  4. Android Things High Level Overview

  5. WHAT BRILLO HAD PROMISED US ?

  6. What part is used from Android ?

  7. What part is used from Android ?

  8. HOW ANDROID THINGS FINALLY PANNED OUT

  9. The full Android Stack

  10. What is present on Android Things

  11. PREPARING FOR THE ANDROID THINGS ADVENTURE

  12. Requirement 1: The Board (any one) • Raspberry Pi 3

    • NXP Pico MX6 • NXP Pico MX7 (Recommend this) • Intel Edison • … or crack open an old Android phone you’re not using :P
  13. Requirement 2: Lights and Buttons • 1xLED + 1xButton +

    Breadboard + Resistors • Or, get a Rainbow Hat
  14. Requirement 3: Audio (In & Out) • Speaker + Mic

    (if needed, use a 2 to 1 plug) • Protip: Search for “office conference room speakerphones”
  15. GET YOUR OPERATING SYSTEM

  16. Go to “Android Things Console” LOL ! Google SEO Fail

    :P
  17. Create a new product there

  18. Select your board

  19. Create new factory image

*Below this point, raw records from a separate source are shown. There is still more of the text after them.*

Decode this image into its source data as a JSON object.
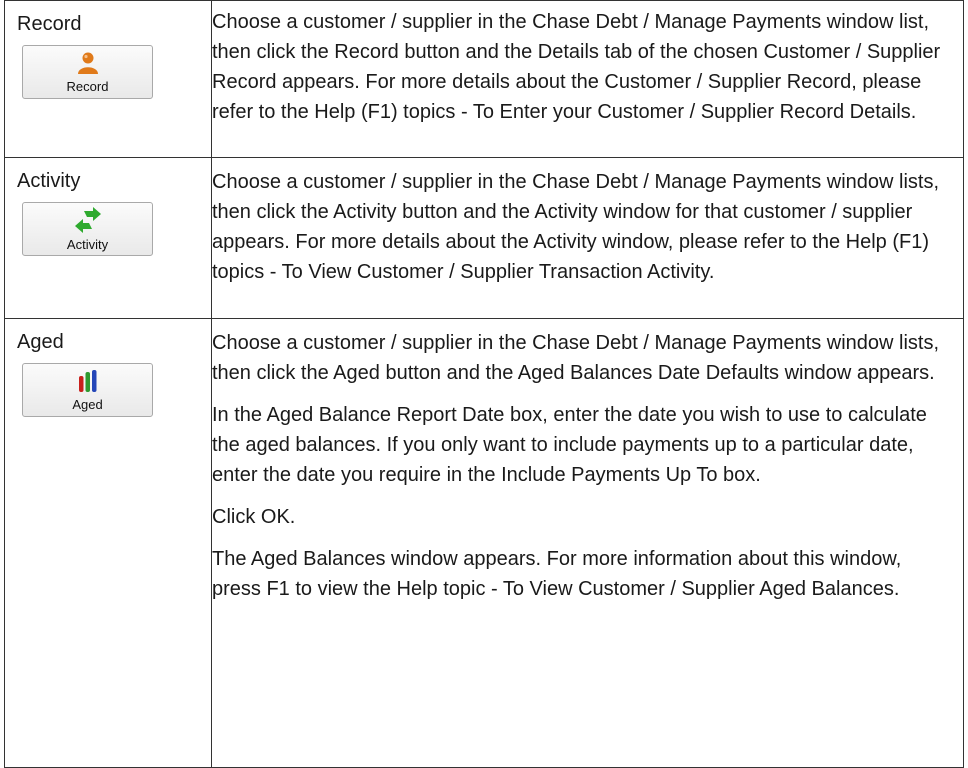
{
  "rows": [
    {
      "command": "Record",
      "button_label": "Record",
      "icon": "person-icon",
      "paragraphs": [
        "Choose a customer / supplier in the Chase Debt / Manage Payments window list, then click the Record button and the Details tab of the chosen Customer / Supplier Record appears. For more details about the Customer / Supplier Record, please refer to the Help (F1) topics - To Enter your Customer / Supplier Record Details."
      ]
    },
    {
      "command": "Activity",
      "button_label": "Activity",
      "icon": "swap-arrows-icon",
      "paragraphs": [
        "Choose a customer / supplier in the Chase Debt / Manage Payments window lists, then click the Activity button and the Activity window for that customer / supplier appears. For more details about the Activity window, please refer to the Help (F1) topics - To View Customer / Supplier Transaction Activity."
      ]
    },
    {
      "command": "Aged",
      "button_label": "Aged",
      "icon": "bar-chart-icon",
      "paragraphs": [
        "Choose a customer / supplier in the Chase Debt / Manage Payments window lists, then click the Aged button and the Aged Balances Date Defaults window appears.",
        "In the Aged Balance Report Date box, enter the date you wish to use to calculate the aged balances. If you only want to include payments up to a particular date, enter the date you require in the Include Payments Up To box.",
        "Click OK.",
        "The Aged Balances window appears. For more information about this window, press F1 to view the Help topic - To View Customer / Supplier Aged Balances."
      ]
    }
  ],
  "colors": {
    "person_orange": "#e07a1a",
    "arrow_green": "#2eaa2e",
    "bar_red": "#c8201c",
    "bar_green": "#2f9a2f",
    "bar_blue": "#2446b8",
    "border": "#333333"
  }
}
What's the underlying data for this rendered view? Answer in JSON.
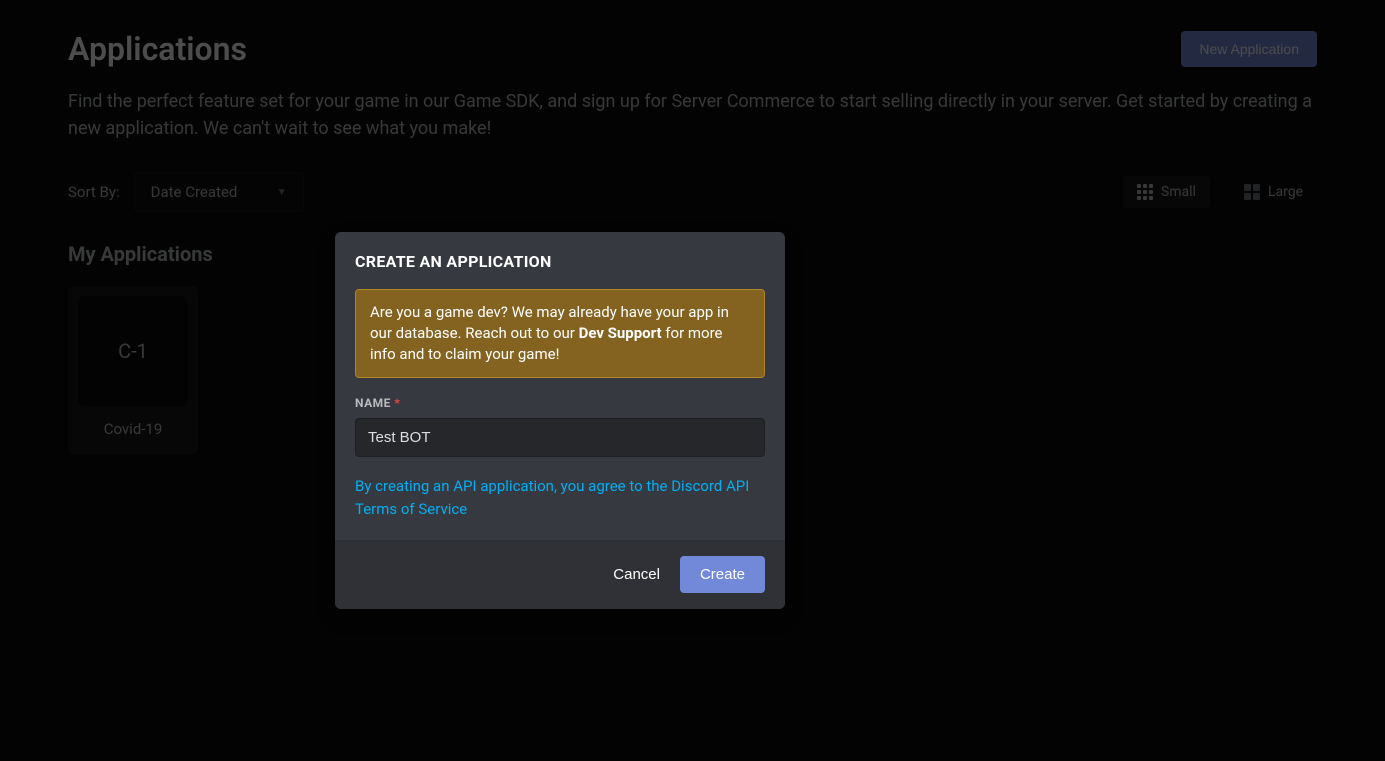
{
  "header": {
    "title": "Applications",
    "new_app_label": "New Application"
  },
  "description": "Find the perfect feature set for your game in our Game SDK, and sign up for Server Commerce to start selling directly in your server. Get started by creating a new application. We can't wait to see what you make!",
  "sort": {
    "label": "Sort By:",
    "selected": "Date Created"
  },
  "view": {
    "small_label": "Small",
    "large_label": "Large"
  },
  "section_title": "My Applications",
  "apps": [
    {
      "initials": "C-1",
      "name": "Covid-19"
    }
  ],
  "modal": {
    "title": "CREATE AN APPLICATION",
    "banner_pre": "Are you a game dev? We may already have your app in our database. Reach out to our ",
    "banner_bold": "Dev Support",
    "banner_post": " for more info and to claim your game!",
    "name_label": "NAME",
    "required_mark": "*",
    "name_value": "Test BOT",
    "tos_text": "By creating an API application, you agree to the Discord API Terms of Service",
    "cancel_label": "Cancel",
    "create_label": "Create"
  }
}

  20. Flash it • For NXP devices, fastboot flash (like you

    flash Nexus/Motorola devices) • For Raspberry, flash SD Card with Etcher
  21. WRITING ANDROID THINGS APPS

  22. Tell Gradle that this is Android Things

  23. Usually you’d want your app to be default and only

    app
  24. What not to use ?

  25. Supported Google APIs

  26. Unsupported Google APIs

  27. Wait a sec . . . Runtime permissions ? •

    Normal Permissions = At install time • Dangerous Permissions = After device reboot • No runtime dialog boxes (duh, no display)
  28. Cloud IOT Core = The Firebase for Android Things

  29. LET’S TAKE AN ELECTRONICS CLASS

  30. Basic Electronics supported • GPIO – Digital Inputs and Outputs

    • PWM – (Fake) Analog Inputs and Outputs • Serial Communication – I2C (Synchronous, Low Speed, 2-wire) – SPI (Synchronous, HighSpeed, multi-wire) – UART (Asynchronous, Only 1 peripheral)
  31. GPIO: Active High vs Active Low

  32. PWM: Analog using Digital

  33. BUTTONS AND LIGHTS

  34. The Button driver

  35. Using the Button

  36. Using the Button

  37. Lighting up LED via GPIO

  38. THE GOOGLE ASSISTANT API

  39. https://developers.google.com/assistant/sdk/reference/rpc/

  40. None
  41. None
  42. DEMO

  43. None
  44. None
  45. Links and Resources • https://github.com/androidthings • https://github.com/championswimmer/googl e_assistant_iot (This project

    I demoed) • My Slides: https://speakerdeck.com/championswimmer
  46. Weighing Pros and Cons of Android Things • We get

    > 50% of powerful Android Stack • Code sharing with Android applications • Easier to attach ad-hoc UI • Future: Easy delivery via Play Store • Google Backing (duh!) • Uses a lot of resources (vs Linux Kernel + C/Cpp bin) • Dodgy async and multi- threading (electronics are always sync) • Can make similar projects using JS libs in < 5% code • High code complexity trap
  47. @championswimmer a@cb.lk